To those now in
its fold, Alcoholics Anonymous has made the difference between misery and
sobriety, and often the difference between life and death. A.A. can, of
course, mean just as much to uncounted alcoholics not yet reached.
society of men and women ever had a more urgent need for continuous
effectiveness and permanent unity. We alcoholics see that we must work
together and hang together, else most of us will finally die alone.
Traditions" of Alcoholics Anonymous are, we A.A.’s believe, the best answers
that our experience has yet given to those ever urgent questions, "How can
AA. best function?" and, "How can A.A. best stay whole and so survive?"
One—Our common welfare should come first; personal recover depends upon A.A. unity.
group purpose there is but one ultimate authority—a loving God as He may
express Himself in our group conscience. Our leaders are but trusted
servants; they do not govern.
requirement for membership is a desire to stop drinking.
should be autonomous except in matters affecting other groups or A.A. as a
has but one primary purpose—to carry its message to the alcoholic who still
group ought never endorse, finance or lend the A.A. name to any related
facility or outside enterprise, lest problems of money, property and
prestige divert us from our primary purpose.

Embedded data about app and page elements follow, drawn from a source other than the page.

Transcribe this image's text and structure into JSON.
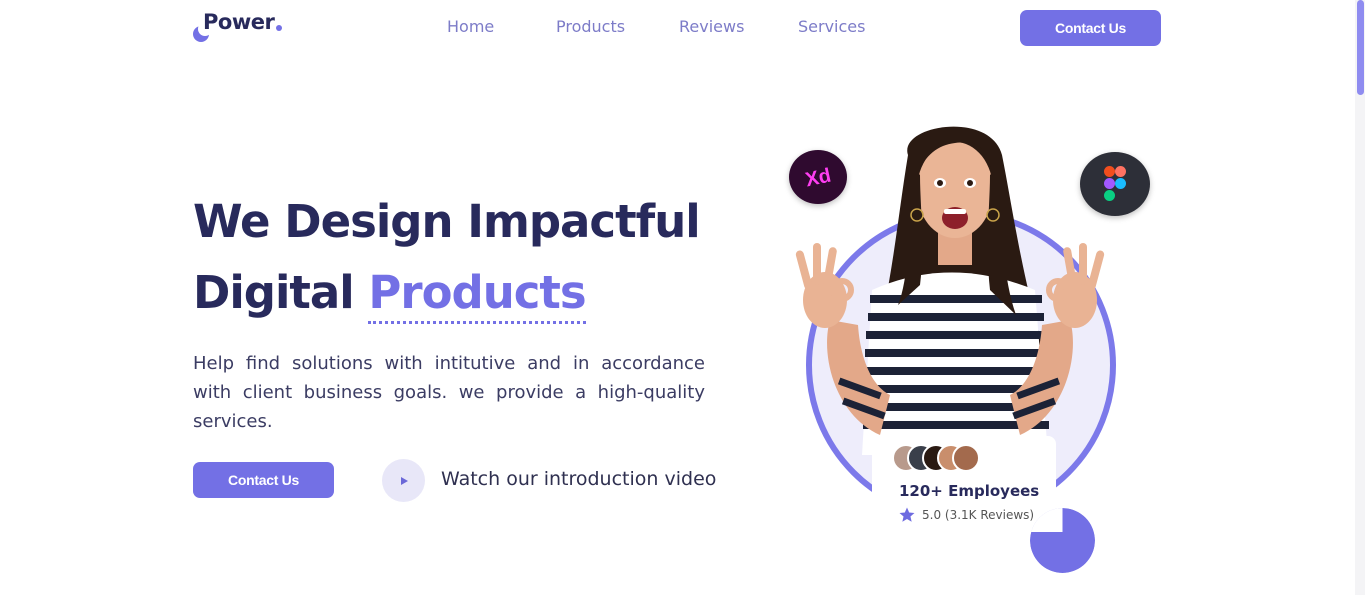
{
  "brand": {
    "name": "Power",
    "dot": ".",
    "accent": "#7370e5",
    "navy": "#282a5c"
  },
  "nav": {
    "links": [
      "Home",
      "Products",
      "Reviews",
      "Services"
    ],
    "cta": "Contact Us"
  },
  "hero": {
    "title_line1": "We Design Impactful",
    "title_line2_plain": "Digital",
    "title_line2_accent": "Products",
    "description": "Help find solutions with intitutive and in accordance with client business goals. we provide a high-quality services.",
    "cta": "Contact Us",
    "video_label": "Watch our introduction video"
  },
  "badges": {
    "xd": "Xd",
    "xd_icon": "adobe-xd-icon",
    "figma_icon": "figma-icon"
  },
  "stats": {
    "employees": "120+ Employees",
    "rating": "5.0 (3.1K Reviews)"
  }
}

group ought to be self-supporting, declining outside contributions.
Anonymous should forever remain non-professional, but our service centers
may employ special workers.
such, ought never be organized, but we may create service boards or
committees directly responsible to those they serve.
Anonymous has no opinions on outside issues; hence the A.A. name ought never
be drawn into public controversy.
public relations policy is based on attraction rather than promotion; we
need always maintain personal anonymity at the level of press, radio and
is the spiritual foundation of all our Traditions, ever reminding us to
place principles before personalities.